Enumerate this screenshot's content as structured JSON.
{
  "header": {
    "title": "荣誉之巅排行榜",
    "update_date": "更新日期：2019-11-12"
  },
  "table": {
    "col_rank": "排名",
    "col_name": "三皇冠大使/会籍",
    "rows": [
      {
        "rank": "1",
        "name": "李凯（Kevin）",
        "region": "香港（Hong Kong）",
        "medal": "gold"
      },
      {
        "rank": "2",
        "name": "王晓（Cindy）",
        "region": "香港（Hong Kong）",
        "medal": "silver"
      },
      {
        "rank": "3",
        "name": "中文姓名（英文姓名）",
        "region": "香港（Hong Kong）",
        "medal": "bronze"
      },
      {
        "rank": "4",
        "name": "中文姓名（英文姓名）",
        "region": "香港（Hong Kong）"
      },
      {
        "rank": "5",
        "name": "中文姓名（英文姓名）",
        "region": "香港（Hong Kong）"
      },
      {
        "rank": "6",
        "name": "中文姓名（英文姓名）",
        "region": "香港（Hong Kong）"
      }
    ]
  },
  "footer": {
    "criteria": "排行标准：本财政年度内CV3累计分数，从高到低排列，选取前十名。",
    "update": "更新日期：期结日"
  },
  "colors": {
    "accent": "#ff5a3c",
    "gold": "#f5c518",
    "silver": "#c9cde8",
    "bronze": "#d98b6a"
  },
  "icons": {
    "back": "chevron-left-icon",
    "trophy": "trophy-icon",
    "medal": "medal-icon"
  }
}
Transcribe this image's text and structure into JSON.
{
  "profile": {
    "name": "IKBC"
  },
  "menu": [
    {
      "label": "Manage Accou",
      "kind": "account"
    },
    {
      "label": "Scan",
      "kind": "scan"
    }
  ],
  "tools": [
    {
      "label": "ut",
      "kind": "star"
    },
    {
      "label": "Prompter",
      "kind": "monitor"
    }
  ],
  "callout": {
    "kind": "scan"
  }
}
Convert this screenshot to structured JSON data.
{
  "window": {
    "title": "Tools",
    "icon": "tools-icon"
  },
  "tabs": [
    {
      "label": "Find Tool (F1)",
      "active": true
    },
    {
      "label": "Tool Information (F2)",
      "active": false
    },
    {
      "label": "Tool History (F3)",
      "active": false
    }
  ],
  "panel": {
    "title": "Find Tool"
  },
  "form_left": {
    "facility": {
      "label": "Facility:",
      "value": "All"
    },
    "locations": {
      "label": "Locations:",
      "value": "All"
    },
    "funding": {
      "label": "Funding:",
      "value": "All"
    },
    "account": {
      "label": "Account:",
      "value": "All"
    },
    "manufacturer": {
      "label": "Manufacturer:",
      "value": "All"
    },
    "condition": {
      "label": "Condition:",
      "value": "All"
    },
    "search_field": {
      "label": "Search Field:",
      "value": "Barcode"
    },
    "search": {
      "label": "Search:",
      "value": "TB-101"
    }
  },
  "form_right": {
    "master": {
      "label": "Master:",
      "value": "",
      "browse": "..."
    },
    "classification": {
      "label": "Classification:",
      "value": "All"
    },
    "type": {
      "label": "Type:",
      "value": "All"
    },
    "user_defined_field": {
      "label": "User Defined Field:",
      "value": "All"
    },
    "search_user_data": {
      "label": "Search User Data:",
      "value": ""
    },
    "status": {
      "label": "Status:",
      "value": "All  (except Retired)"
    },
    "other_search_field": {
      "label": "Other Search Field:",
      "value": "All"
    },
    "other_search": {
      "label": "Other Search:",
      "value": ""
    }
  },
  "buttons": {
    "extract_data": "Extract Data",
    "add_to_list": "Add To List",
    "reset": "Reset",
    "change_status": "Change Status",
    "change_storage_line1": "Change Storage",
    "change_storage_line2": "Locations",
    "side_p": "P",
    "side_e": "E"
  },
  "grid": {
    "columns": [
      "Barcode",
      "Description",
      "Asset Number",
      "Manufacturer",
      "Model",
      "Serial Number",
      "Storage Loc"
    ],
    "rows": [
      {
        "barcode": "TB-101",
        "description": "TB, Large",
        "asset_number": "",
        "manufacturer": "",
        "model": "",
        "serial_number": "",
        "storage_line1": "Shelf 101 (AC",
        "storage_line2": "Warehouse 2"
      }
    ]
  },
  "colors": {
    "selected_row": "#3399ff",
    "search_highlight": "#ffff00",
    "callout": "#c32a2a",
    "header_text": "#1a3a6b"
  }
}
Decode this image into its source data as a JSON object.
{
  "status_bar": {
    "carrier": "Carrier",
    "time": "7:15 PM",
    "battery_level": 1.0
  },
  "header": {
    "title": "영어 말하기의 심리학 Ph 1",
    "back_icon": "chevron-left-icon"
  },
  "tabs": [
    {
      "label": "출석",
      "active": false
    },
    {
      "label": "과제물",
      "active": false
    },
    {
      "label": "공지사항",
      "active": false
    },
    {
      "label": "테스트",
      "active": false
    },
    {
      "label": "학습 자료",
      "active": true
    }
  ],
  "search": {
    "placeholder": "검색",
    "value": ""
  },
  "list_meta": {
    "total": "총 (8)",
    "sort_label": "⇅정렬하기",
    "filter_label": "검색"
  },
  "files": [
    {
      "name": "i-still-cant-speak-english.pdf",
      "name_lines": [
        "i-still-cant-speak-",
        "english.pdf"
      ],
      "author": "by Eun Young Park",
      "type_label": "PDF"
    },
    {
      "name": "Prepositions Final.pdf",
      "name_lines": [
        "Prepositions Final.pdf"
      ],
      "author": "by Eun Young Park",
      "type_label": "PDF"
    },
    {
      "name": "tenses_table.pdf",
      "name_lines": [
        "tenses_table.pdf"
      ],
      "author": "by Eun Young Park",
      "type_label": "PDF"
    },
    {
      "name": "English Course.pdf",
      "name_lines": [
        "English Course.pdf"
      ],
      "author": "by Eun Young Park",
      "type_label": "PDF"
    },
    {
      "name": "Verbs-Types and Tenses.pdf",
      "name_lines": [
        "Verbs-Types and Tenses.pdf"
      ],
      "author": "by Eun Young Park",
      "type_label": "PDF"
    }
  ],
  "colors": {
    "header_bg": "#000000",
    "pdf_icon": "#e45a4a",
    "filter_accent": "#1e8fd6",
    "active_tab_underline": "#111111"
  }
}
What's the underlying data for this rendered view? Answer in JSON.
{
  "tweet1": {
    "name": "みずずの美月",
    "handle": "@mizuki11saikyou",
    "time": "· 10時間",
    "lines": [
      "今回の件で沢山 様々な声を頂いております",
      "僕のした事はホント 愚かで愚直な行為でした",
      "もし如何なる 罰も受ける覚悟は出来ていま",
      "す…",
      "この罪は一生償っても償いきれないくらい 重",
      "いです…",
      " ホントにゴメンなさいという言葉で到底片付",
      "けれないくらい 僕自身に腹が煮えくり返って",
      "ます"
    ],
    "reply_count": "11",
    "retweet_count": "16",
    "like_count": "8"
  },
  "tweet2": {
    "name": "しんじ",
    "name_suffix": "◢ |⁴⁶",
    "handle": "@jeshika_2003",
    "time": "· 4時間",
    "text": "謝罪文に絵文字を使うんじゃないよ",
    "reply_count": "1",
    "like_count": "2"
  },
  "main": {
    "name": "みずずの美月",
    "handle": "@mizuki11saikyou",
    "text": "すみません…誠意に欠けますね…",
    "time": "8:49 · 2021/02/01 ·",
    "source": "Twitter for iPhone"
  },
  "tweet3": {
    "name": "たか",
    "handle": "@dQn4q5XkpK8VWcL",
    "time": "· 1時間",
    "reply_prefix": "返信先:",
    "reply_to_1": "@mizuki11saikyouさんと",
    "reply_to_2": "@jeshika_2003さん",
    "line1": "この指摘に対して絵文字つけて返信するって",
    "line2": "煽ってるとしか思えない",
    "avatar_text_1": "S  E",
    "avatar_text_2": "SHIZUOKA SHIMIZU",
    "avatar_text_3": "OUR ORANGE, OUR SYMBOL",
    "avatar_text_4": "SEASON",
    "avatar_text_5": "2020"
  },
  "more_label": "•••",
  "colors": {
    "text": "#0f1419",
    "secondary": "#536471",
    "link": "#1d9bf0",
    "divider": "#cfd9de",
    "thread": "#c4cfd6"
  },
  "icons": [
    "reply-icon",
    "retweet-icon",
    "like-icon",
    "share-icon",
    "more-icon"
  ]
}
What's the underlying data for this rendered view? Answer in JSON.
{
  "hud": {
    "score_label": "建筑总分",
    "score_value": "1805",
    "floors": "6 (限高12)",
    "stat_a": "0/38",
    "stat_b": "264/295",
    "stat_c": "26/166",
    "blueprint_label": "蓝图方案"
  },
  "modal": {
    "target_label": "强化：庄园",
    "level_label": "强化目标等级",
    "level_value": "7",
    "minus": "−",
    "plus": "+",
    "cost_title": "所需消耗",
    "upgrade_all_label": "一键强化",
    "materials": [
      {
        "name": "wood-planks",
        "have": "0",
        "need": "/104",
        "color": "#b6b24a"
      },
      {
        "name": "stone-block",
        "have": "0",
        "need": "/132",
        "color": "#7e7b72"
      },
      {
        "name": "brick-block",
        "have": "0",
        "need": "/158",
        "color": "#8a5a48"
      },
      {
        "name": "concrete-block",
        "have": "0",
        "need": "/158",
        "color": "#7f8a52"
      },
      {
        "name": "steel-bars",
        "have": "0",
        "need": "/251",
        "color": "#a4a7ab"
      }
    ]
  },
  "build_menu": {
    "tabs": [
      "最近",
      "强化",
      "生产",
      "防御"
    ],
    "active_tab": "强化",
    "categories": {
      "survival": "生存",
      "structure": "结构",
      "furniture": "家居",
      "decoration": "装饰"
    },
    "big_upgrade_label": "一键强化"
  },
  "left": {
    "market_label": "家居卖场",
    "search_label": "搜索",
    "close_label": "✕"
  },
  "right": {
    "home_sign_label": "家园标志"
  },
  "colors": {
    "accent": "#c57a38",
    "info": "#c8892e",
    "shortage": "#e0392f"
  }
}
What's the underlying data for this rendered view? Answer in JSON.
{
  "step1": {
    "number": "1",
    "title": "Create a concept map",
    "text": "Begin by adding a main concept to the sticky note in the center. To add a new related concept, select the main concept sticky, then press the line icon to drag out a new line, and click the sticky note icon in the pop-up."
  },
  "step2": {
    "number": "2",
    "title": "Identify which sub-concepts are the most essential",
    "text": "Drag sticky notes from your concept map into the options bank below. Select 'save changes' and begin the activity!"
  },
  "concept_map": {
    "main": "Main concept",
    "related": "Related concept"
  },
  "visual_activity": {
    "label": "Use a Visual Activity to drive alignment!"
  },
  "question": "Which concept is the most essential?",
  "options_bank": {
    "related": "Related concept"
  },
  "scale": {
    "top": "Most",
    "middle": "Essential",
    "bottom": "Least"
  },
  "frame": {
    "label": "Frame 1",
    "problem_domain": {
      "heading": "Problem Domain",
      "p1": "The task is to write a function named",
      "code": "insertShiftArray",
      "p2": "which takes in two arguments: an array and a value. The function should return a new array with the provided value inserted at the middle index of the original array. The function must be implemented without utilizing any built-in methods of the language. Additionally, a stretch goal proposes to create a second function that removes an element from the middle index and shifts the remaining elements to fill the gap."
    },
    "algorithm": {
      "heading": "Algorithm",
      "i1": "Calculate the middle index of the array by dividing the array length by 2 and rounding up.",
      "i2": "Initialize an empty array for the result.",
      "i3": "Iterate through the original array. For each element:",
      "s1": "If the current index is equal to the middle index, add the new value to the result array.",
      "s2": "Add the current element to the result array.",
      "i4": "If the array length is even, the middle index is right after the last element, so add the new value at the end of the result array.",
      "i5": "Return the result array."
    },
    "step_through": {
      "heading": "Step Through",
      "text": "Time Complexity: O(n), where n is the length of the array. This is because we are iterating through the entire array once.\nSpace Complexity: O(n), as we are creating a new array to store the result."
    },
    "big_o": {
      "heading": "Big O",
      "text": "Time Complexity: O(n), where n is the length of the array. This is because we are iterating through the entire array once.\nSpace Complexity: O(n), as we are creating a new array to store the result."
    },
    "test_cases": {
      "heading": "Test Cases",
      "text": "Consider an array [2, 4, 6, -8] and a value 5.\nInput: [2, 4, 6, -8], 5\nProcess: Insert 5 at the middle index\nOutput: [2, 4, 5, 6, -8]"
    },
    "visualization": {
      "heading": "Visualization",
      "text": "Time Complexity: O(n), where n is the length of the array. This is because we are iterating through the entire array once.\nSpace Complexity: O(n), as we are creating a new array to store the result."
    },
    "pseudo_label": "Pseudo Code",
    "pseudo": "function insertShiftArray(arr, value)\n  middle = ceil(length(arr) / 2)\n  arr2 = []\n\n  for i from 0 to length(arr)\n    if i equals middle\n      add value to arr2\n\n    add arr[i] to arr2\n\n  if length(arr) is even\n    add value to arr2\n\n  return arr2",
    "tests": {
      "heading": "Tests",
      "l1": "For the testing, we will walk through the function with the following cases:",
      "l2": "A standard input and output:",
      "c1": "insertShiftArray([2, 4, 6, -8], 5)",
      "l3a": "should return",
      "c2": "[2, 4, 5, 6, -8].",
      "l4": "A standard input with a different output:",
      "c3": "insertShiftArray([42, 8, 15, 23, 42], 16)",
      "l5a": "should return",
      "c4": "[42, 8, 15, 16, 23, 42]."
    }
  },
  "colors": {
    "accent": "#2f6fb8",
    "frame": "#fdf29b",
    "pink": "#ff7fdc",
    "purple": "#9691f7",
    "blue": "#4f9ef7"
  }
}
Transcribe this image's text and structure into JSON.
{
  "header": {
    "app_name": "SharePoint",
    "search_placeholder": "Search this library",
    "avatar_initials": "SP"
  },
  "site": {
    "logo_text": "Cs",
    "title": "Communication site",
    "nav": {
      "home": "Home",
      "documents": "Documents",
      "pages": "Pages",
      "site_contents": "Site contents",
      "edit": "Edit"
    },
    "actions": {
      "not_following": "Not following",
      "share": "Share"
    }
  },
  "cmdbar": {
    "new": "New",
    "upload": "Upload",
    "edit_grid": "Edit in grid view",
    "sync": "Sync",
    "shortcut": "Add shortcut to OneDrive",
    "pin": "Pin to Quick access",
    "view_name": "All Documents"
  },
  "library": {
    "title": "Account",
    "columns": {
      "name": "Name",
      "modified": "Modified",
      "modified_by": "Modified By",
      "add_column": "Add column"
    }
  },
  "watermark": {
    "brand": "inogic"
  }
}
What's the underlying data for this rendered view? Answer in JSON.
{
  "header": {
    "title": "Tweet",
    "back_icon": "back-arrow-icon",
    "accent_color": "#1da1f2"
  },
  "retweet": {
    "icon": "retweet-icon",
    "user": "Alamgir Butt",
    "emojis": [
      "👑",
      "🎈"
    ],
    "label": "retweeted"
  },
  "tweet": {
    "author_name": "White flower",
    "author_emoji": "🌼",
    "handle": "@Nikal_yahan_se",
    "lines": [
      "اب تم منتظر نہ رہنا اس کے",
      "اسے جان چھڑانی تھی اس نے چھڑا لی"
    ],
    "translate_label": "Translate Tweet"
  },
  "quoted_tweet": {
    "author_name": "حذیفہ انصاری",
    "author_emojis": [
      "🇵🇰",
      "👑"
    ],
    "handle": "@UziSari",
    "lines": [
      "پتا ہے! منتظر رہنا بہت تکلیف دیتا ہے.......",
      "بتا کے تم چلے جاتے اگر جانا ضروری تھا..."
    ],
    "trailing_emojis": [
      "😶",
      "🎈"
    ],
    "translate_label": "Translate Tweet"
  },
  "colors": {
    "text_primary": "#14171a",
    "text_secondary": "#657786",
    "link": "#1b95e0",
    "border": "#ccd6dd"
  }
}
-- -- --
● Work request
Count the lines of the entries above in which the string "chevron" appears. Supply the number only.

● Reply to the task
2